In order to investigate temperatures reached during orthogonal metal cutting, a novel approach for measuring temperatures at the tool-chip interface has been developed based on high-speed thermography. A thermal infrared camera and a visible camera combined through a dichroic beam splitter form the basis for a synchronized visible and

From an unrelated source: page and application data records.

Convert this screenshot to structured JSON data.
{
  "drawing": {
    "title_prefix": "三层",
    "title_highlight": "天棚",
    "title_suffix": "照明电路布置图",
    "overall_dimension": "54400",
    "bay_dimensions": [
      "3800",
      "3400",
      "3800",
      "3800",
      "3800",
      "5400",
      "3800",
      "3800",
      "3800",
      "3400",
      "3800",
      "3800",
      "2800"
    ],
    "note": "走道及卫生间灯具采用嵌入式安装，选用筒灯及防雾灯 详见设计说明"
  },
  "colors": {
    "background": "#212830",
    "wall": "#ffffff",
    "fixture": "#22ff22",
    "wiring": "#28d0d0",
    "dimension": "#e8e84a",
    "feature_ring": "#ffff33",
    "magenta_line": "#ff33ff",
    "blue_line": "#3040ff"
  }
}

infrared imaging system. Pairing the infrared camera with a higher speed visible camera allows for assessment of thermal images with aberrant chip flow or an obstructed view of the tool/chip interface. This feature facilitates the use of the apparatus in machining environments where machining chips or other debris fly about. The measurement setup also includes a force dynamometer, custom timing circuitry, and a high-speed digital oscilloscope to enable timing of frames together with force measurements so that analysis of the infrared images can be compared against the energy levels measured through the cutting forces. The resulting infrared images were converted to radiance temperatures through comparison to a NIST calibrated blackbody. Emissivity was measured by thermally imaging the machining chips heated to known temperatures. Machining experiments were performed at various cutting speeds and at two different infrared wavelengths. Analysis of these experiments gives insight into the relationships between emissivity, temperature, surface condition, infrared wavelength and motion blur. The analysis shows that using the visible, thermal and force data together is a significant improvement over any of these alone. These insights lead to practical guidance for use of infrared imaging systems to image rapidly moving objects.